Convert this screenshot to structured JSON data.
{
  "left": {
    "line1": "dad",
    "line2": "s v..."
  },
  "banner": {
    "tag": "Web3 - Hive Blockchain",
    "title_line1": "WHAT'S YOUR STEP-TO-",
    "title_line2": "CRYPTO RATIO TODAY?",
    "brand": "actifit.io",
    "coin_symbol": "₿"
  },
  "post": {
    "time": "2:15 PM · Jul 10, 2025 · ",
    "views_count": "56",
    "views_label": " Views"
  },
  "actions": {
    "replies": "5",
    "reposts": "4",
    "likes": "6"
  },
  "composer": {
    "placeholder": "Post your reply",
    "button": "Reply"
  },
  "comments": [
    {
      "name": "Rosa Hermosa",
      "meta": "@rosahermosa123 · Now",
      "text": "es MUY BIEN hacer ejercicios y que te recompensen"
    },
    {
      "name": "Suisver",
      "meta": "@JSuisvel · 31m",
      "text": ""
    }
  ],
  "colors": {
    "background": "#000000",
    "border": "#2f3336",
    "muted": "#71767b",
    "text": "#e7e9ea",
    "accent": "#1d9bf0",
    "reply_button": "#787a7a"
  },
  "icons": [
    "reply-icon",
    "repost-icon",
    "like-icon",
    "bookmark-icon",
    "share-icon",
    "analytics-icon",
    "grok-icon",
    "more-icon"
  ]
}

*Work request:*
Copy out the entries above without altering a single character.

*Answer section:*
Convert this screenshot to structured JSON data.
{
  "left": {
    "line1": "dad",
    "line2": "s v..."
  },
  "banner": {
    "tag": "Web3 - Hive Blockchain",
    "title_line1": "WHAT'S YOUR STEP-TO-",
    "title_line2": "CRYPTO RATIO TODAY?",
    "brand": "actifit.io",
    "coin_symbol": "₿"
  },
  "post": {
    "time": "2:15 PM · Jul 10, 2025 · ",
    "views_count": "56",
    "views_label": " Views"
  },
  "actions": {
    "replies": "5",
    "reposts": "4",
    "likes": "6"
  },
  "composer": {
    "placeholder": "Post your reply",
    "button": "Reply"
  },
  "comments": [
    {
      "name": "Rosa Hermosa",
      "meta": "@rosahermosa123 · Now",
      "text": "es MUY BIEN hacer ejercicios y que te recompensen"
    },
    {
      "name": "Suisver",
      "meta": "@JSuisvel · 31m",
      "text": ""
    }
  ],
  "colors": {
    "background": "#000000",
    "border": "#2f3336",
    "muted": "#71767b",
    "text": "#e7e9ea",
    "accent": "#1d9bf0",
    "reply_button": "#787a7a"
  },
  "icons": [
    "reply-icon",
    "repost-icon",
    "like-icon",
    "bookmark-icon",
    "share-icon",
    "analytics-icon",
    "grok-icon",
    "more-icon"
  ]
}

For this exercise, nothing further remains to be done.